*** Opening Dataset entries ***

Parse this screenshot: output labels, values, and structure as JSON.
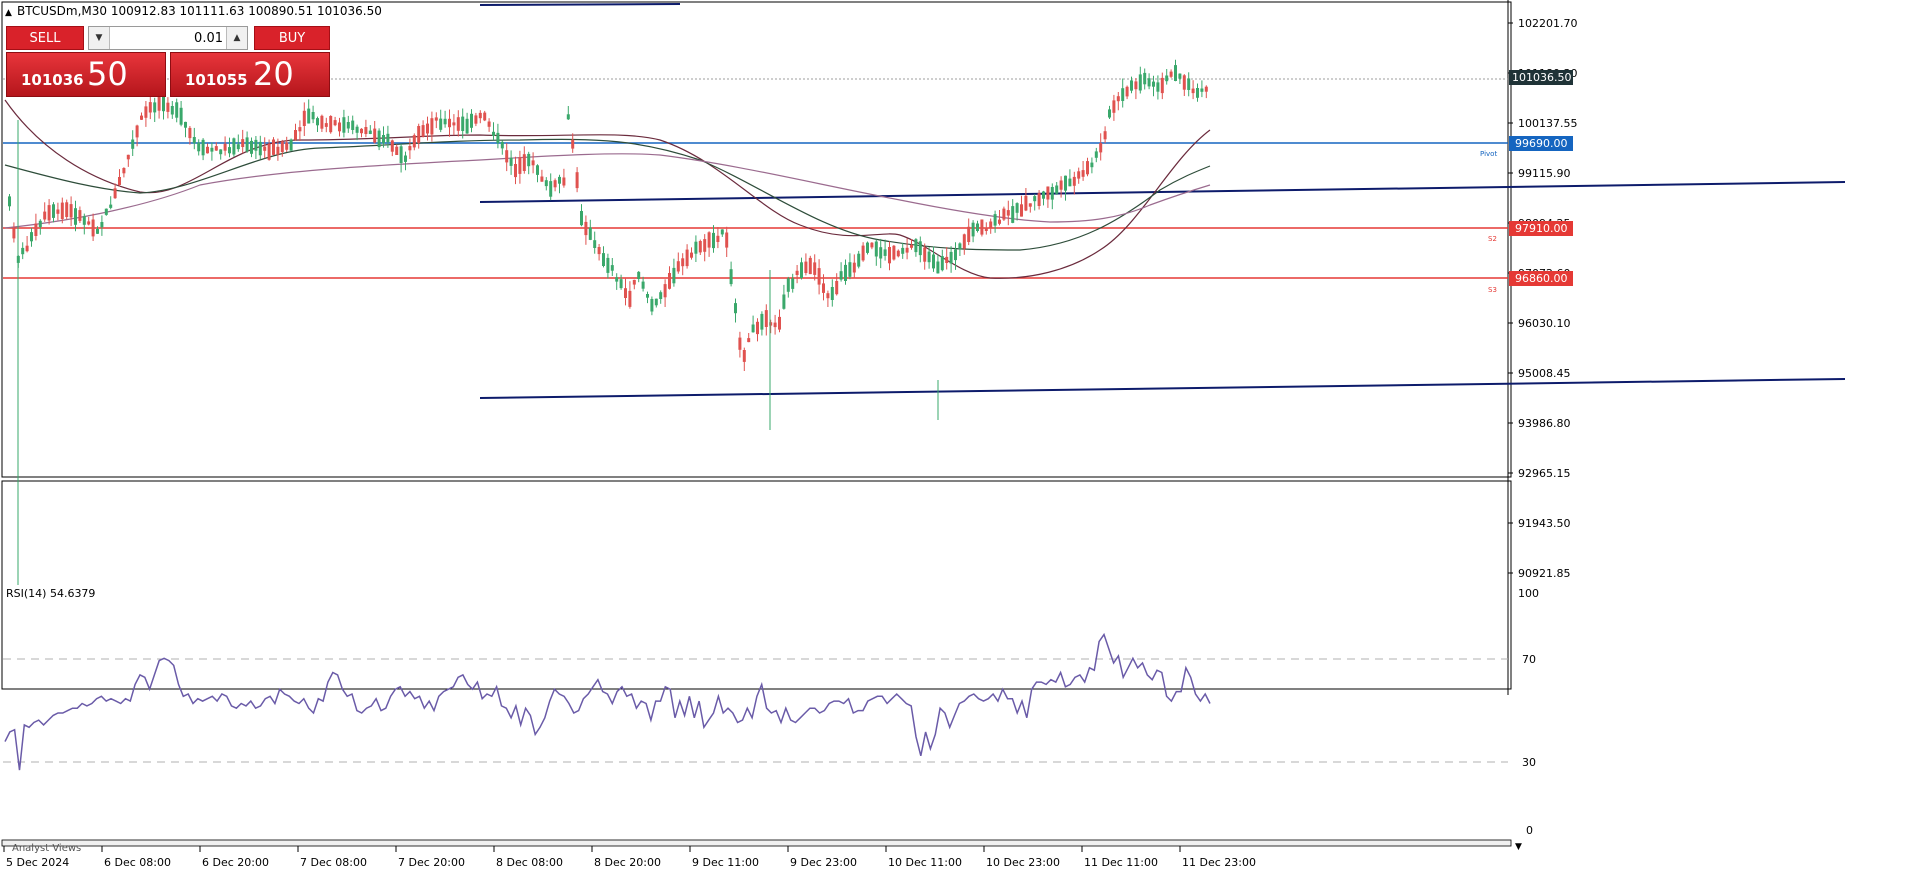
{
  "header": {
    "symbol_line": "BTCUSDm,M30  100912.83 101111.63 100890.51 101036.50"
  },
  "one_click": {
    "sell_label": "SELL",
    "buy_label": "BUY",
    "lot_value": "0.01",
    "sell_big": "101036",
    "sell_pips": "50",
    "buy_big": "101055",
    "buy_pips": "20"
  },
  "price_axis": {
    "ticks": [
      "102201.70",
      "101180.30",
      "100137.55",
      "99115.90",
      "98094.25",
      "97072.60",
      "96030.10",
      "95008.45",
      "93986.80",
      "92965.15",
      "91943.50",
      "90921.85"
    ],
    "current_price": "101036.50",
    "levels": [
      {
        "label": "99690.00",
        "color": "#1565c0",
        "tag": "Pivot"
      },
      {
        "label": "97910.00",
        "color": "#e53935",
        "tag": "S2"
      },
      {
        "label": "96860.00",
        "color": "#e53935",
        "tag": "S3"
      }
    ]
  },
  "time_axis": {
    "ticks": [
      "5 Dec 2024",
      "6 Dec 08:00",
      "6 Dec 20:00",
      "7 Dec 08:00",
      "7 Dec 20:00",
      "8 Dec 08:00",
      "8 Dec 20:00",
      "9 Dec 11:00",
      "9 Dec 23:00",
      "10 Dec 11:00",
      "10 Dec 23:00",
      "11 Dec 11:00",
      "11 Dec 23:00"
    ]
  },
  "rsi": {
    "label": "RSI(14) 54.6379",
    "ticks": [
      "100",
      "70",
      "30",
      "0"
    ],
    "values": [
      38,
      42,
      43,
      26,
      45,
      44,
      46,
      47,
      45,
      47,
      49,
      50,
      50,
      51,
      52,
      52,
      54,
      53,
      54,
      56,
      57,
      55,
      56,
      55,
      54,
      56,
      55,
      62,
      66,
      65,
      60,
      66,
      72,
      73,
      72,
      70,
      62,
      57,
      58,
      54,
      56,
      55,
      56,
      57,
      55,
      58,
      57,
      53,
      52,
      54,
      53,
      55,
      52,
      53,
      56,
      57,
      54,
      60,
      58,
      57,
      55,
      54,
      56,
      52,
      50,
      56,
      55,
      63,
      67,
      66,
      60,
      57,
      58,
      51,
      50,
      52,
      53,
      56,
      51,
      52,
      57,
      60,
      61,
      57,
      59,
      56,
      57,
      52,
      55,
      51,
      57,
      59,
      60,
      61,
      65,
      66,
      62,
      60,
      63,
      56,
      58,
      57,
      61,
      53,
      52,
      48,
      53,
      45,
      52,
      49,
      41,
      44,
      48,
      55,
      60,
      58,
      57,
      54,
      50,
      51,
      56,
      58,
      61,
      64,
      59,
      58,
      54,
      59,
      61,
      57,
      58,
      52,
      55,
      54,
      47,
      55,
      55,
      61,
      60,
      48,
      55,
      49,
      57,
      48,
      55,
      44,
      47,
      50,
      57,
      50,
      52,
      50,
      46,
      47,
      52,
      48,
      57,
      62,
      52,
      50,
      51,
      46,
      52,
      47,
      46,
      48,
      50,
      52,
      52,
      50,
      51,
      54,
      55,
      55,
      54,
      56,
      50,
      51,
      51,
      55,
      56,
      57,
      57,
      54,
      56,
      58,
      56,
      54,
      53,
      40,
      32,
      42,
      35,
      41,
      52,
      50,
      44,
      49,
      54,
      55,
      57,
      58,
      56,
      55,
      56,
      58,
      55,
      60,
      56,
      56,
      50,
      55,
      48,
      60,
      63,
      63,
      62,
      64,
      63,
      67,
      61,
      62,
      65,
      66,
      63,
      69,
      68,
      80,
      83,
      77,
      71,
      74,
      65,
      69,
      73,
      69,
      71,
      66,
      64,
      68,
      67,
      57,
      55,
      59,
      59,
      69,
      65,
      58,
      55,
      58,
      54
    ]
  },
  "bottom_tab": {
    "label": "Analyst Views"
  }
}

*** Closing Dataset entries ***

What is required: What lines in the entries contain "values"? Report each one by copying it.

Response for this exercise:
Parse this screenshot: output labels, values, and structure as JSON.
    "values": [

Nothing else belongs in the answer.